→ Aim of the exercise
The task calls for each record to be given again unchanged, minus any pictures.

→ Material for this task
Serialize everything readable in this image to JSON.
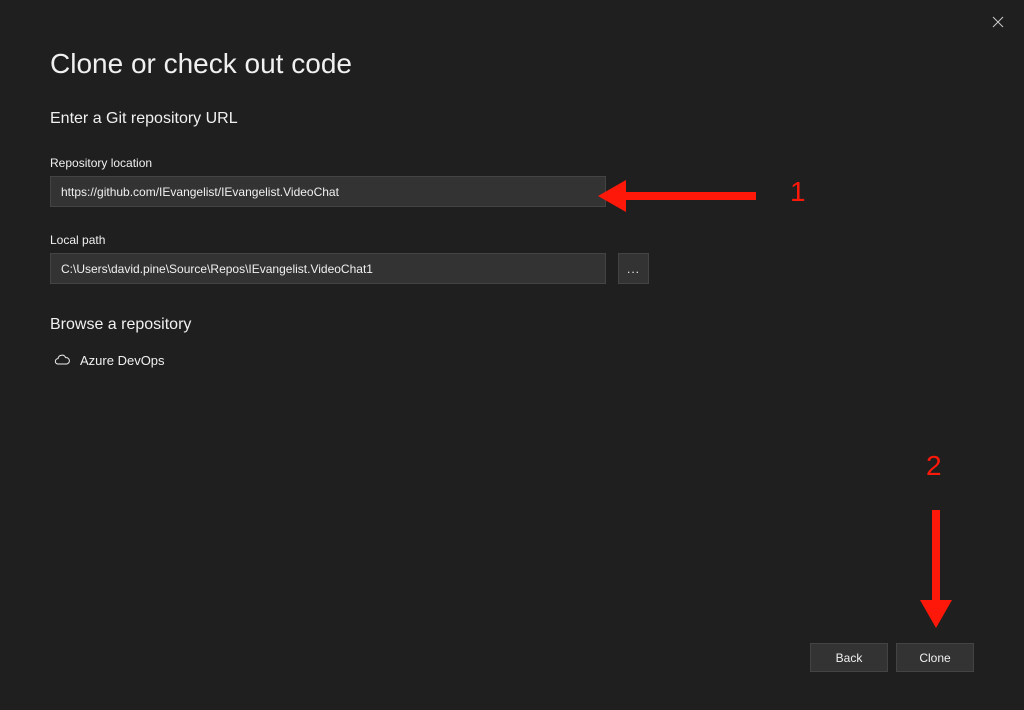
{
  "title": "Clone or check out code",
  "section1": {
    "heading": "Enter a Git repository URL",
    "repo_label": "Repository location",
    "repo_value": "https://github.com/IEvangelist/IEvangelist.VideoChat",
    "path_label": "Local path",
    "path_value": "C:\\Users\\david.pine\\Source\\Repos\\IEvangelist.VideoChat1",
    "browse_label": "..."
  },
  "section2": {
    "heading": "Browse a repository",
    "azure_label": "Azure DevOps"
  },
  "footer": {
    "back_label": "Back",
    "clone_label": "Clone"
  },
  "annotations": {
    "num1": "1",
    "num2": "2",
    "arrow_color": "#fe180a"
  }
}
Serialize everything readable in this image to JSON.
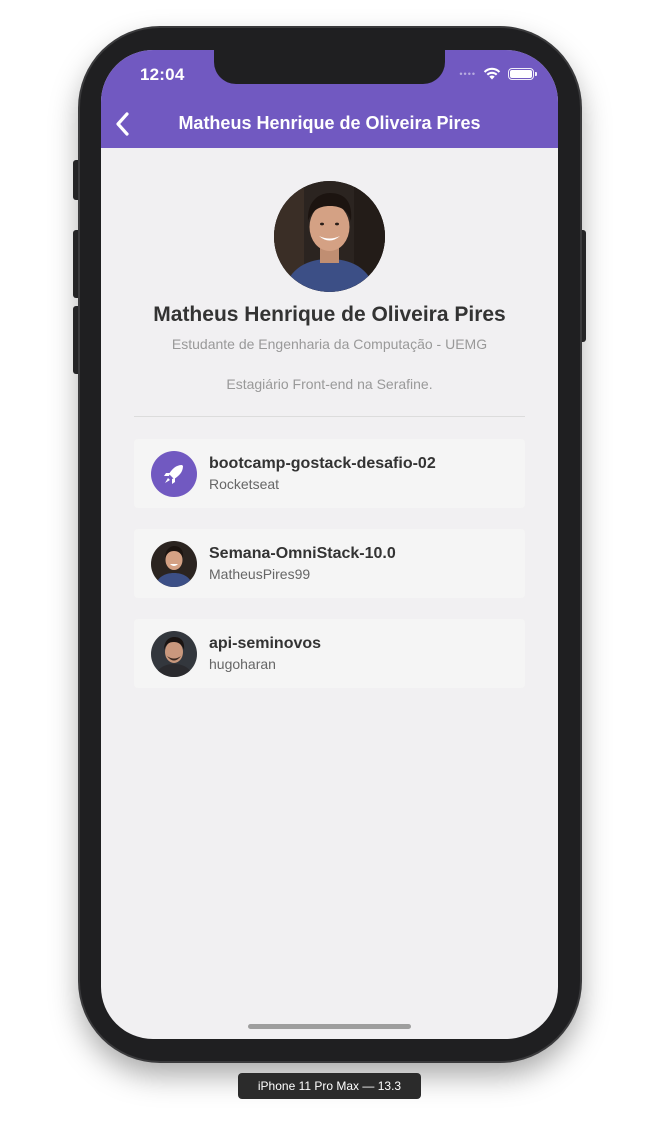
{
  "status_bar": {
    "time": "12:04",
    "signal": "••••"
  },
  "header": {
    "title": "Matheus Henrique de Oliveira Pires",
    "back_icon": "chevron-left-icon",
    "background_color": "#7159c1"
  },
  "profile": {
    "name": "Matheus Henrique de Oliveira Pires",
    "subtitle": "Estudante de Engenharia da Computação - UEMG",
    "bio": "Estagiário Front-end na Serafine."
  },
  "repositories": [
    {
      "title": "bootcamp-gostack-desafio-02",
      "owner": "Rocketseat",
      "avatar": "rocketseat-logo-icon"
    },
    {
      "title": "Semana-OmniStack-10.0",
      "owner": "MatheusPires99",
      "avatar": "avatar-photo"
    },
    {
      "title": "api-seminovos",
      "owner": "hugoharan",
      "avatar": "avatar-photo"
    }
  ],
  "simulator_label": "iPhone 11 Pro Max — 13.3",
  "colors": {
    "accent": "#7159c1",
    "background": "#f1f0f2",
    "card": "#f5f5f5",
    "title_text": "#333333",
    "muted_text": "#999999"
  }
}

→ Result of the exercise
Serialize everything readable in this image to JSON.
{
  "title": "Clone or check out code",
  "section1": {
    "heading": "Enter a Git repository URL",
    "repo_label": "Repository location",
    "repo_value": "https://github.com/IEvangelist/IEvangelist.VideoChat",
    "path_label": "Local path",
    "path_value": "C:\\Users\\david.pine\\Source\\Repos\\IEvangelist.VideoChat1",
    "browse_label": "..."
  },
  "section2": {
    "heading": "Browse a repository",
    "azure_label": "Azure DevOps"
  },
  "footer": {
    "back_label": "Back",
    "clone_label": "Clone"
  },
  "annotations": {
    "num1": "1",
    "num2": "2",
    "arrow_color": "#fe180a"
  }
}
Serialize everything readable in this image to JSON.
{
  "status_bar": {
    "time": "12:04",
    "signal": "••••"
  },
  "header": {
    "title": "Matheus Henrique de Oliveira Pires",
    "back_icon": "chevron-left-icon",
    "background_color": "#7159c1"
  },
  "profile": {
    "name": "Matheus Henrique de Oliveira Pires",
    "subtitle": "Estudante de Engenharia da Computação - UEMG",
    "bio": "Estagiário Front-end na Serafine."
  },
  "repositories": [
    {
      "title": "bootcamp-gostack-desafio-02",
      "owner": "Rocketseat",
      "avatar": "rocketseat-logo-icon"
    },
    {
      "title": "Semana-OmniStack-10.0",
      "owner": "MatheusPires99",
      "avatar": "avatar-photo"
    },
    {
      "title": "api-seminovos",
      "owner": "hugoharan",
      "avatar": "avatar-photo"
    }
  ],
  "simulator_label": "iPhone 11 Pro Max — 13.3",
  "colors": {
    "accent": "#7159c1",
    "background": "#f1f0f2",
    "card": "#f5f5f5",
    "title_text": "#333333",
    "muted_text": "#999999"
  }
}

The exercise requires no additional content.